Teacher Shortages and Rural Disparities

While the adoption of a four-day school week steadily increased, teacher shortages continue to be a concern, both in Missouri and nationally. There was a 5% shortage in qualified full-time equivalent instructors in Missouri for the 2019-20 academic year, and teacher retention was 64% after three years (that is, after three years on the job, just 64% of teachers continued in the profession) and 48% after five years. There are indicators that more teachers will leave the profession in coming years, making recruiting and hiring qualified teachers even more important and more difficult. 

Missouri educational administrators identified pay as the biggest challenge to recruitment—and overall, rural school districts have the lowest average salary in the state. This factor plus their geographic isolation means that rural school districts face a real recruitment and retention disadvantage.
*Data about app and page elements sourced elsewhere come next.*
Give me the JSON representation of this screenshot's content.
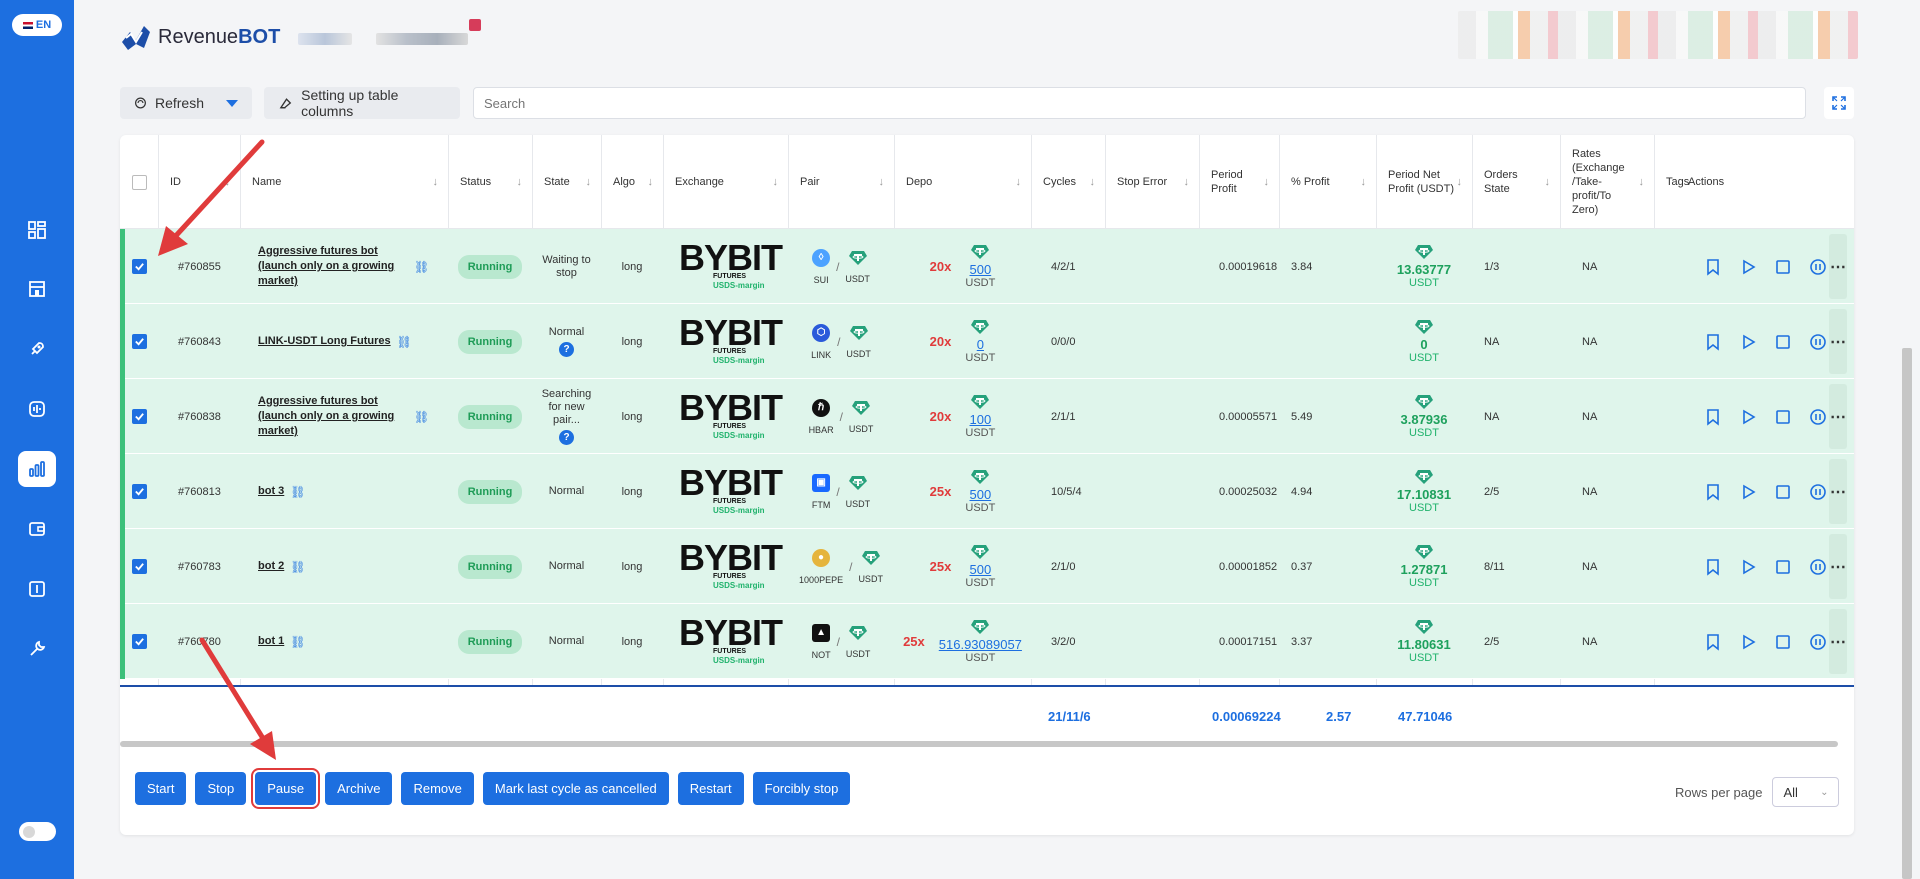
{
  "sidebar": {
    "lang": "EN",
    "items": [
      {
        "icon": "dashboard-icon"
      },
      {
        "icon": "store-icon"
      },
      {
        "icon": "rocket-icon"
      },
      {
        "icon": "chart-box-icon"
      },
      {
        "icon": "bar-chart-icon",
        "active": true
      },
      {
        "icon": "wallet-icon"
      },
      {
        "icon": "book-icon"
      },
      {
        "icon": "wrench-icon"
      }
    ]
  },
  "header": {
    "logo_prefix": "Revenue",
    "logo_suffix": "BOT"
  },
  "toolbar": {
    "refresh_label": "Refresh",
    "columns_label": "Setting up table columns",
    "search_placeholder": "Search"
  },
  "table": {
    "columns": [
      "ID",
      "Name",
      "Status",
      "State",
      "Algo",
      "Exchange",
      "Pair",
      "Depo",
      "Cycles",
      "Stop Error",
      "Period Profit",
      "% Profit",
      "Period Net Profit (USDT)",
      "Orders State",
      "Rates (Exchange /Take-profit/To Zero)",
      "Tags",
      "Actions"
    ],
    "rows": [
      {
        "id": "#760855",
        "name": "Aggressive futures bot (launch only on a growing market)",
        "status": "Running",
        "state": "Waiting to stop",
        "state_help": false,
        "algo": "long",
        "exchange_brand": "BYBIT",
        "exchange_sub1": "FUTURES",
        "exchange_sub2": "USDS-margin",
        "base": "SUI",
        "quote": "USDT",
        "leverage": "20x",
        "depo": "500",
        "depo_unit": "USDT",
        "cycles": "4/2/1",
        "stop_error": "",
        "period_profit": "0.00019618",
        "pct_profit": "3.84",
        "net_profit": "13.63777",
        "net_unit": "USDT",
        "orders_state": "1/3",
        "rates": "NA"
      },
      {
        "id": "#760843",
        "name": "LINK-USDT Long Futures",
        "status": "Running",
        "state": "Normal",
        "state_help": true,
        "algo": "long",
        "exchange_brand": "BYBIT",
        "exchange_sub1": "FUTURES",
        "exchange_sub2": "USDS-margin",
        "base": "LINK",
        "quote": "USDT",
        "leverage": "20x",
        "depo": "0",
        "depo_unit": "USDT",
        "cycles": "0/0/0",
        "stop_error": "",
        "period_profit": "",
        "pct_profit": "",
        "net_profit": "0",
        "net_unit": "USDT",
        "orders_state": "NA",
        "rates": "NA"
      },
      {
        "id": "#760838",
        "name": "Aggressive futures bot (launch only on a growing market)",
        "status": "Running",
        "state": "Searching for new pair...",
        "state_help": true,
        "algo": "long",
        "exchange_brand": "BYBIT",
        "exchange_sub1": "FUTURES",
        "exchange_sub2": "USDS-margin",
        "base": "HBAR",
        "quote": "USDT",
        "leverage": "20x",
        "depo": "100",
        "depo_unit": "USDT",
        "cycles": "2/1/1",
        "stop_error": "",
        "period_profit": "0.00005571",
        "pct_profit": "5.49",
        "net_profit": "3.87936",
        "net_unit": "USDT",
        "orders_state": "NA",
        "rates": "NA"
      },
      {
        "id": "#760813",
        "name": "bot 3",
        "status": "Running",
        "state": "Normal",
        "state_help": false,
        "algo": "long",
        "exchange_brand": "BYBIT",
        "exchange_sub1": "FUTURES",
        "exchange_sub2": "USDS-margin",
        "base": "FTM",
        "quote": "USDT",
        "leverage": "25x",
        "depo": "500",
        "depo_unit": "USDT",
        "cycles": "10/5/4",
        "stop_error": "",
        "period_profit": "0.00025032",
        "pct_profit": "4.94",
        "net_profit": "17.10831",
        "net_unit": "USDT",
        "orders_state": "2/5",
        "rates": "NA"
      },
      {
        "id": "#760783",
        "name": "bot 2",
        "status": "Running",
        "state": "Normal",
        "state_help": false,
        "algo": "long",
        "exchange_brand": "BYBIT",
        "exchange_sub1": "FUTURES",
        "exchange_sub2": "USDS-margin",
        "base": "1000PEPE",
        "quote": "USDT",
        "leverage": "25x",
        "depo": "500",
        "depo_unit": "USDT",
        "cycles": "2/1/0",
        "stop_error": "",
        "period_profit": "0.00001852",
        "pct_profit": "0.37",
        "net_profit": "1.27871",
        "net_unit": "USDT",
        "orders_state": "8/11",
        "rates": "NA"
      },
      {
        "id": "#760780",
        "name": "bot 1",
        "status": "Running",
        "state": "Normal",
        "state_help": false,
        "algo": "long",
        "exchange_brand": "BYBIT",
        "exchange_sub1": "FUTURES",
        "exchange_sub2": "USDS-margin",
        "base": "NOT",
        "quote": "USDT",
        "leverage": "25x",
        "depo": "516.93089057",
        "depo_unit": "USDT",
        "cycles": "3/2/0",
        "stop_error": "",
        "period_profit": "0.00017151",
        "pct_profit": "3.37",
        "net_profit": "11.80631",
        "net_unit": "USDT",
        "orders_state": "2/5",
        "rates": "NA"
      }
    ],
    "totals": {
      "cycles": "21/11/6",
      "period_profit": "0.00069224",
      "pct_profit": "2.57",
      "net_profit": "47.71046"
    }
  },
  "actions": [
    "Start",
    "Stop",
    "Pause",
    "Archive",
    "Remove",
    "Mark last cycle as cancelled",
    "Restart",
    "Forcibly stop"
  ],
  "pagination": {
    "label": "Rows per page",
    "value": "All"
  },
  "colors": {
    "accent": "#1d6fe0",
    "running_bg": "#dff5eb",
    "annotation_red": "#e03b3b"
  }
}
Adopting the shortened teaching week is one competitive move districts have made to appeal to qualified teachers despite lower salaries.
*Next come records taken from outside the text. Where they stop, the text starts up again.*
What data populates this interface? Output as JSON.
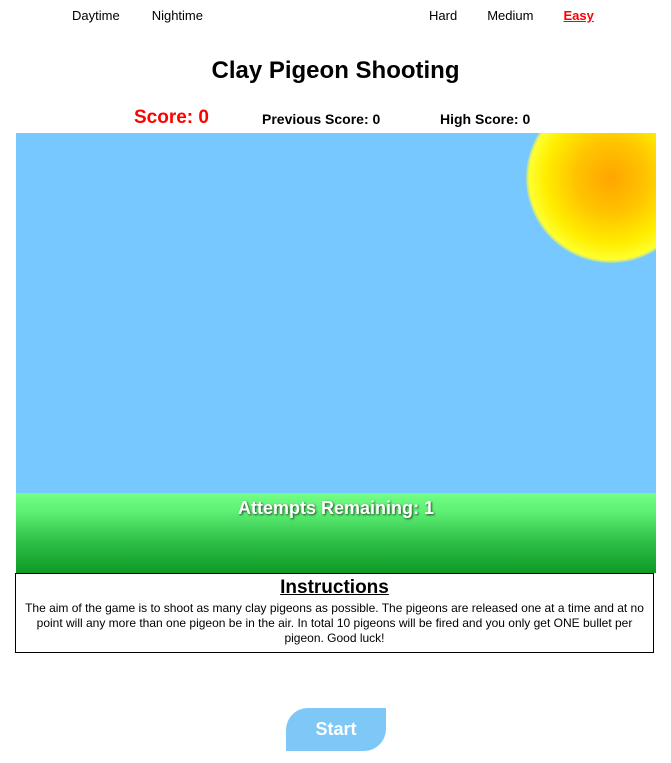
{
  "nav": {
    "time_modes": [
      "Daytime",
      "Nightime"
    ],
    "difficulties": [
      "Hard",
      "Medium",
      "Easy"
    ],
    "active_difficulty": "Easy"
  },
  "title": "Clay Pigeon Shooting",
  "scores": {
    "score": "Score: 0",
    "previous": "Previous Score: 0",
    "high": "High Score: 0"
  },
  "game": {
    "attempts": "Attempts Remaining: 1"
  },
  "instructions": {
    "heading": "Instructions",
    "body": "The aim of the game is to shoot as many clay pigeons as possible. The pigeons are released one at a time and at no point will any more than one pigeon be in the air. In total 10 pigeons will be fired and you only get ONE bullet per pigeon. Good luck!"
  },
  "start_label": "Start",
  "colors": {
    "sky": "#77c8ff",
    "score": "#ff0000",
    "button": "#7ec8f8"
  }
}
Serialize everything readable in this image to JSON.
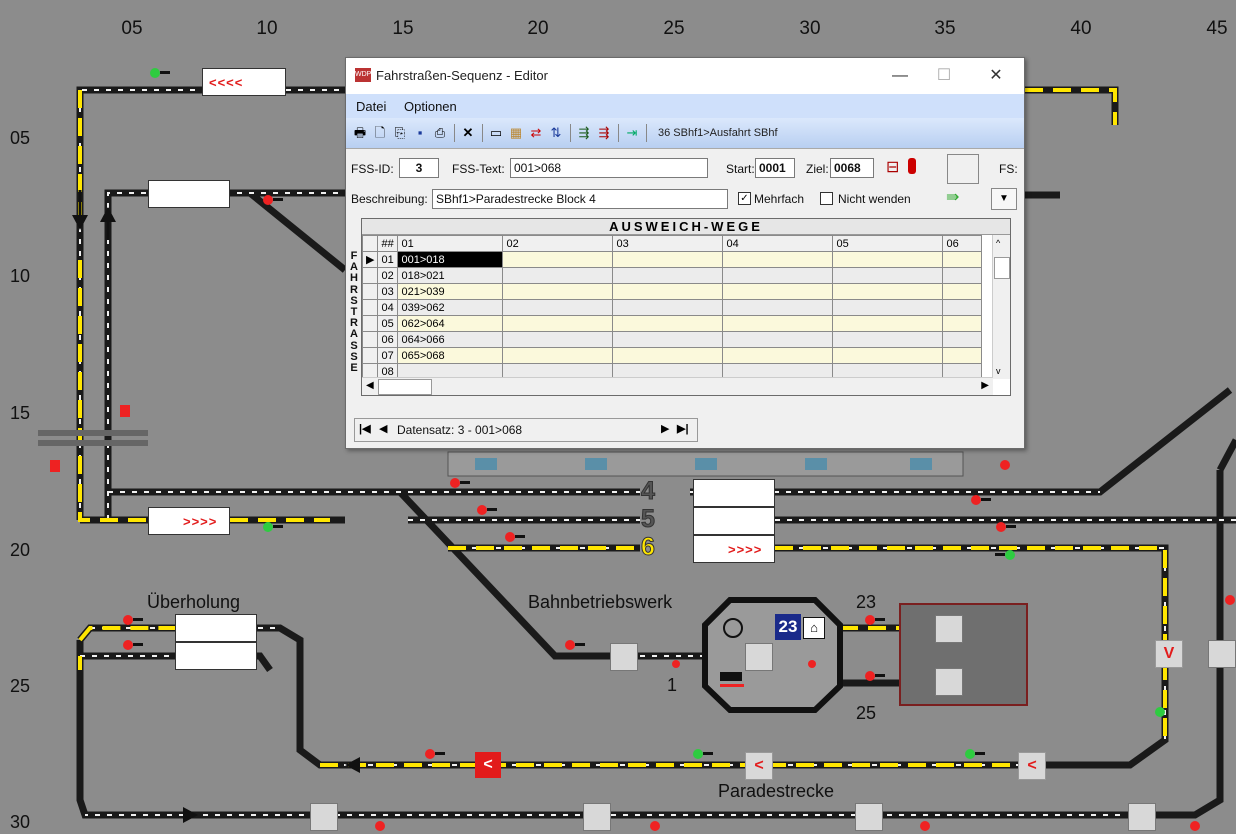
{
  "board": {
    "col_ticks": [
      "05",
      "10",
      "15",
      "20",
      "25",
      "30",
      "35",
      "40",
      "45"
    ],
    "row_ticks": [
      "05",
      "10",
      "15",
      "20",
      "25",
      "30"
    ],
    "track_numbers": [
      "4",
      "5",
      "6"
    ],
    "labels": {
      "ueberholung": "Überholung",
      "bahnbetriebswerk": "Bahnbetriebswerk",
      "paradestrecke": "Paradestrecke",
      "num_23_top": "23",
      "num_25": "25",
      "num_1": "1",
      "depot_badge": "23"
    },
    "arrows_left": "<<<<",
    "arrows_right": ">>>>",
    "arrows_right_6": ">>>>",
    "small_left": "<",
    "v_marker": "V"
  },
  "dialog": {
    "title": "Fahrstraßen-Sequenz - Editor",
    "menu": [
      "Datei",
      "Optionen"
    ],
    "toolbar_status": "36 SBhf1>Ausfahrt SBhf",
    "fss_id_label": "FSS-ID:",
    "fss_id_value": "3",
    "fss_text_label": "FSS-Text:",
    "fss_text_value": "001>068",
    "start_label": "Start:",
    "start_value": "0001",
    "ziel_label": "Ziel:",
    "ziel_value": "0068",
    "fs_label": "FS:",
    "beschreibung_label": "Beschreibung:",
    "beschreibung_value": "SBhf1>Paradestrecke Block 4",
    "mehrfach_label": "Mehrfach",
    "mehrfach_checked": true,
    "nicht_wenden_label": "Nicht wenden",
    "nicht_wenden_checked": false,
    "grid_title": "AUSWEICH-WEGE",
    "side_label": "FAHRSTRASSE",
    "columns": [
      "##",
      "01",
      "02",
      "03",
      "04",
      "05",
      "06"
    ],
    "rows": [
      [
        "01",
        "001>018"
      ],
      [
        "02",
        "018>021"
      ],
      [
        "03",
        "021>039"
      ],
      [
        "04",
        "039>062"
      ],
      [
        "05",
        "062>064"
      ],
      [
        "06",
        "064>066"
      ],
      [
        "07",
        "065>068"
      ],
      [
        "08",
        ""
      ]
    ],
    "nav_text": "Datensatz: 3 - 001>068"
  }
}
Recruitment Effects of Four-Day School Weeks

Missouri school districts—and rural districts in particular—are all looking to appeal to good quality teachers to fill open positions. Does adopting a four-day school week achieve this goal? Our study attempted to measure the four-day week’s effect on teacher recruitment, which we broke down into three scenarios:

•    Successful recruitment: Open positions were filled by qualified applicants.
•    Unsuccessful recruitment (altered courses): An originally scheduled course was changed because of the inability to hire a qualified candidate. For example, a school may have wanted to offer French, but could not hire a French teacher; they offered German instead.
•    Unsuccessful recruitment (less than qualified candidates): An open position was filled with a candidate that was not fully qualified.

In our analysis for the 2019-2020 school year, approximately 14% of districts used a four-day schedule. Our statewide results show that adopting the shortened week does not have a significant effect on successful or unsuccessful teacher recruitment. In both four- and five-day week districts statewide, the number of altered courses decreases as teacher salary increases, indicating that increased salary decreases instances of unsuccessful recruitment.

That same 2019-2020 school year saw 19% of rural districts adopting the four-day school week. Our analysis shows that the shortened week does not have a significant effect on teacher recruitment. However, results show that salary does matter, as higher salaries reduce instances of unsuccessful recruitment where a less than qualified candidate was accepted for an open position. In rural four- and five-day school week districts alike, with each additional $1,000 in teacher’s salary there is a 1.2% decrease in recruitment of an unqualified candidate. 

These findings do not speak to other potential benefits of adopting a four-day school week; we only find that the shortened week has no effect on teacher recruitment, whereas increased salaries can result in the decrease of the hiring of less-than-qualified candidates. The attraction of the four-day school week for teachers does not appear as pronounced as originally claimed; furthermore, whatever attraction there was may be decreased simply because as more and more neighboring districts adopt the shortened week, it no longer functions as a competitive advantage. Instead of expecting four-day school week adoption to act as the magic bullet that attracts qualified teachers and reduces unsuccessful recruitment, we recommend that school districts adopt a holistic approach to teacher recruitment in which the four-day school week could be implemented along with other measures such as salary increases, cultivation of supportive principals who can nurture talented teachers at all stages of their careers, and programs that contribute to elevating the image and status of the teaching profession. 

Read more in Anita Manion and Sapna Varkey, “The Impact of Four-Day School Weeks on Teacher Recruitment in Missouri.”